» **WHAT TO DO**:
Please restate the records that follow exactly, skipping their images.

» **MATERIALS PROVIDED**:
+++++

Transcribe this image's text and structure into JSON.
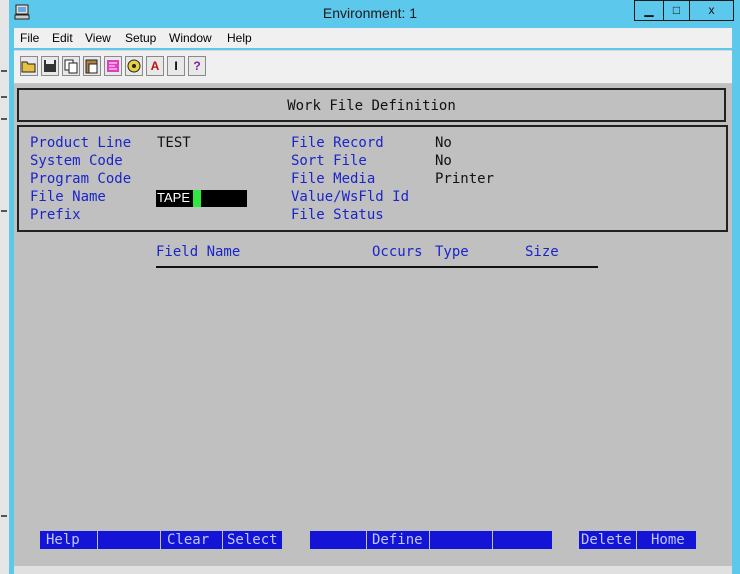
{
  "window": {
    "title": "Environment: 1",
    "controls": {
      "minimize": "▁",
      "maximize": "□",
      "close": "x"
    }
  },
  "menu": [
    "File",
    "Edit",
    "View",
    "Setup",
    "Window",
    "Help"
  ],
  "toolbar": {
    "buttons": [
      {
        "icon": "open-folder-icon"
      },
      {
        "icon": "save-icon"
      },
      {
        "icon": "copy-icon"
      },
      {
        "icon": "paste-icon"
      },
      {
        "icon": "macro-icon"
      },
      {
        "icon": "keymap-icon"
      },
      {
        "icon": "font-icon",
        "glyph": "A"
      },
      {
        "icon": "cursor-icon",
        "glyph": "I"
      },
      {
        "icon": "help-icon",
        "glyph": "?"
      }
    ]
  },
  "screen": {
    "title": "Work File Definition",
    "left_fields": [
      {
        "label": "Product Line",
        "value": "TEST"
      },
      {
        "label": "System Code",
        "value": ""
      },
      {
        "label": "Program Code",
        "value": ""
      },
      {
        "label": "File Name",
        "value": "TAPE"
      },
      {
        "label": "Prefix",
        "value": ""
      }
    ],
    "right_fields": [
      {
        "label": "File Record",
        "value": "No"
      },
      {
        "label": "Sort File",
        "value": "No"
      },
      {
        "label": "File Media",
        "value": "Printer"
      },
      {
        "label": "Value/WsFld Id",
        "value": ""
      },
      {
        "label": "File Status",
        "value": ""
      }
    ],
    "columns": {
      "field_name": "Field Name",
      "occurs": "Occurs",
      "type": "Type",
      "size": "Size"
    }
  },
  "function_keys": [
    "Help",
    "",
    "Clear",
    "Select",
    "",
    "Define",
    "",
    "",
    "Delete",
    "Home"
  ],
  "colors": {
    "titlebar": "#5bc8ec",
    "screen_bg": "#c0c0c0",
    "label_blue": "#1a25c8",
    "fkey_blue": "#1414d6",
    "cursor_green": "#2ee83e"
  }
}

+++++

» **RESULT OF THE EXERCISE**:
Transcribe this image's text and structure into JSON.
{
  "window": {
    "title": "Environment: 1",
    "controls": {
      "minimize": "▁",
      "maximize": "□",
      "close": "x"
    }
  },
  "menu": [
    "File",
    "Edit",
    "View",
    "Setup",
    "Window",
    "Help"
  ],
  "toolbar": {
    "buttons": [
      {
        "icon": "open-folder-icon"
      },
      {
        "icon": "save-icon"
      },
      {
        "icon": "copy-icon"
      },
      {
        "icon": "paste-icon"
      },
      {
        "icon": "macro-icon"
      },
      {
        "icon": "keymap-icon"
      },
      {
        "icon": "font-icon",
        "glyph": "A"
      },
      {
        "icon": "cursor-icon",
        "glyph": "I"
      },
      {
        "icon": "help-icon",
        "glyph": "?"
      }
    ]
  },
  "screen": {
    "title": "Work File Definition",
    "left_fields": [
      {
        "label": "Product Line",
        "value": "TEST"
      },
      {
        "label": "System Code",
        "value": ""
      },
      {
        "label": "Program Code",
        "value": ""
      },
      {
        "label": "File Name",
        "value": "TAPE"
      },
      {
        "label": "Prefix",
        "value": ""
      }
    ],
    "right_fields": [
      {
        "label": "File Record",
        "value": "No"
      },
      {
        "label": "Sort File",
        "value": "No"
      },
      {
        "label": "File Media",
        "value": "Printer"
      },
      {
        "label": "Value/WsFld Id",
        "value": ""
      },
      {
        "label": "File Status",
        "value": ""
      }
    ],
    "columns": {
      "field_name": "Field Name",
      "occurs": "Occurs",
      "type": "Type",
      "size": "Size"
    }
  },
  "function_keys": [
    "Help",
    "",
    "Clear",
    "Select",
    "",
    "Define",
    "",
    "",
    "Delete",
    "Home"
  ],
  "colors": {
    "titlebar": "#5bc8ec",
    "screen_bg": "#c0c0c0",
    "label_blue": "#1a25c8",
    "fkey_blue": "#1414d6",
    "cursor_green": "#2ee83e"
  }
}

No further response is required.